Epilepsy is the nation’s fourth most common neurological disorder, after migraine, stroke, and Alzheimer’s disease; but public understanding of epilepsy is limited. For example, many people do not know the causes of epilepsy or what they should do if they see someone having a seizure. Epilepsy is a complex spectrum of disorders—sometimes called the epilepsies— that affects millions of people in a variety of ways and is characterized by unpredictable seizures that differ in type, cause, and severity. Yet living with epilepsy is about much more than just seizures. For people with epilepsy, the disorder is often defined in practical terms, such as challenges in school, uncertainties about social situations and employment, limitations on driving, and questions about independent living.
Individuals registered for Tag Days can pick up their canister, vest and tags at all three Savers locations on March 19, from 4PM-9PM. Registered participants who visit these Savers locations for packet pick-up are also encouraged to donate used clothing or household items. You can bring your clothing donations with you to the store. Participants who donate will receive a tax donation receipt and a 20% off coupon on any Savers purchase that night. Be sure to clean out those closets, get ready for spring and contribute to a great cause.
Surgery for epilepsy is usually seen as a last resort for patients when medications do not work, and it is often delayed for many years after the failure of drug treatment. Now a randomized, controlled trial suggests that surgery as soon as possible after the failure of two antiepileptic drugs is a significantly better approach than continued medical care.
The social networking service known as Twitter seems to have become a platform for derogatory comments about epilepsy and seizures, researchers say. In a study published in the February issue of Epilepsy and Behavior, Canadian researchers analyzed nearly 11,000 seizure-related “tweets” and deemed 41 percent of them as offensive. The study authors pointed out that the messages on this social networking service could reinforce negative perceptions of the neurological disorder.

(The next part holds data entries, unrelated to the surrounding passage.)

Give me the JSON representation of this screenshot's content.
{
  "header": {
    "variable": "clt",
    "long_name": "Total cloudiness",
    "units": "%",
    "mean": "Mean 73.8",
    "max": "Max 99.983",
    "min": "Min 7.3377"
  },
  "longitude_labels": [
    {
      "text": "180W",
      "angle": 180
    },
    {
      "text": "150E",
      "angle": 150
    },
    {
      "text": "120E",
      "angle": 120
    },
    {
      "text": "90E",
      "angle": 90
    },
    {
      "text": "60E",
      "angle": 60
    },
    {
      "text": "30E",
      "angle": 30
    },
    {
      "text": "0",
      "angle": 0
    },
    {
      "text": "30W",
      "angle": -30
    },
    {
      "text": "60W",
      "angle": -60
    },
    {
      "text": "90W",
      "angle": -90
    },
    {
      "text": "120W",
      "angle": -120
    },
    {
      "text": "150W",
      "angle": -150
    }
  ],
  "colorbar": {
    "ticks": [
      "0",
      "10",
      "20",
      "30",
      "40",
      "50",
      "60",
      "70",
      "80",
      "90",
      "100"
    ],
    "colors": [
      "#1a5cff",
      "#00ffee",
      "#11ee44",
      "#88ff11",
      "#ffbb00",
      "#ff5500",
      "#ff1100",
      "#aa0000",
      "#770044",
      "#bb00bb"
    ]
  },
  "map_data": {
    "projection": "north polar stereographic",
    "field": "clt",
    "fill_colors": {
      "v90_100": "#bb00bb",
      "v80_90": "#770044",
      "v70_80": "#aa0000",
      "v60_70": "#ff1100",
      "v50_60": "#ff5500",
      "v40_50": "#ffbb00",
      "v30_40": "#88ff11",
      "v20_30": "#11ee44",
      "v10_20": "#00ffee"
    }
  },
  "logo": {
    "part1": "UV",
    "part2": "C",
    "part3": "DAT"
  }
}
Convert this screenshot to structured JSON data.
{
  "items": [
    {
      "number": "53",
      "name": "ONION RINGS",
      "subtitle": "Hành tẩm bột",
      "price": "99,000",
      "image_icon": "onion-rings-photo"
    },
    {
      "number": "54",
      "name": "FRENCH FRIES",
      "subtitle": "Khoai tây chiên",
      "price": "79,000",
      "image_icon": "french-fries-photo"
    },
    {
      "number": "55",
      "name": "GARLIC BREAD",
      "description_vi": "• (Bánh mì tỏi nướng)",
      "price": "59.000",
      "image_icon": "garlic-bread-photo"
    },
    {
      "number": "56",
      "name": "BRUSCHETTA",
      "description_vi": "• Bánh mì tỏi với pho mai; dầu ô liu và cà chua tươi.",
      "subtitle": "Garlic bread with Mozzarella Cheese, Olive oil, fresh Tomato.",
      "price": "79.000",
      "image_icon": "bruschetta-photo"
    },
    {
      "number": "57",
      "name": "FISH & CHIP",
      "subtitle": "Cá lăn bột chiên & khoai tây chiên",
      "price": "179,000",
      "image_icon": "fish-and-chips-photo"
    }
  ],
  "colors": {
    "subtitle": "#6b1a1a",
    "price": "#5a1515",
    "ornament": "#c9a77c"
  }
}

Leading representatives of the American Epilepsy Society, American Academy of Neurology, and the Epilepsy Foundation today reported they have grave concerns about the implications and potential misuse of the anticonvulsant (AED) drug comparisons study recently released by the U.S. Agency for Health Research and Quality (AHRQ).